_DATA IN THIS EXERCISE_.
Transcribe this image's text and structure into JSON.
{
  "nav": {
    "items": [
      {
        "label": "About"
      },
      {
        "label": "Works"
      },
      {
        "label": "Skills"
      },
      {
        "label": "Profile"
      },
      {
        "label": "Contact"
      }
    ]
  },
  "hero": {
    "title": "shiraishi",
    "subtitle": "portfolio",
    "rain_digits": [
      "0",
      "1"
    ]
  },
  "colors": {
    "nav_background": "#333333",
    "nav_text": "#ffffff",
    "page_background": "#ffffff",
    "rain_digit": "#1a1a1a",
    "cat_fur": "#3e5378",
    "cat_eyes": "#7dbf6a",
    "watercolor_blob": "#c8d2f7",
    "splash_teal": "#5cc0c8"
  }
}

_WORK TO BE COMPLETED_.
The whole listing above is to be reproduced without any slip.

_FINISHED TASK_.
Transcribe this image's text and structure into JSON.
{
  "nav": {
    "items": [
      {
        "label": "About"
      },
      {
        "label": "Works"
      },
      {
        "label": "Skills"
      },
      {
        "label": "Profile"
      },
      {
        "label": "Contact"
      }
    ]
  },
  "hero": {
    "title": "shiraishi",
    "subtitle": "portfolio",
    "rain_digits": [
      "0",
      "1"
    ]
  },
  "colors": {
    "nav_background": "#333333",
    "nav_text": "#ffffff",
    "page_background": "#ffffff",
    "rain_digit": "#1a1a1a",
    "cat_fur": "#3e5378",
    "cat_eyes": "#7dbf6a",
    "watercolor_blob": "#c8d2f7",
    "splash_teal": "#5cc0c8"
  }
}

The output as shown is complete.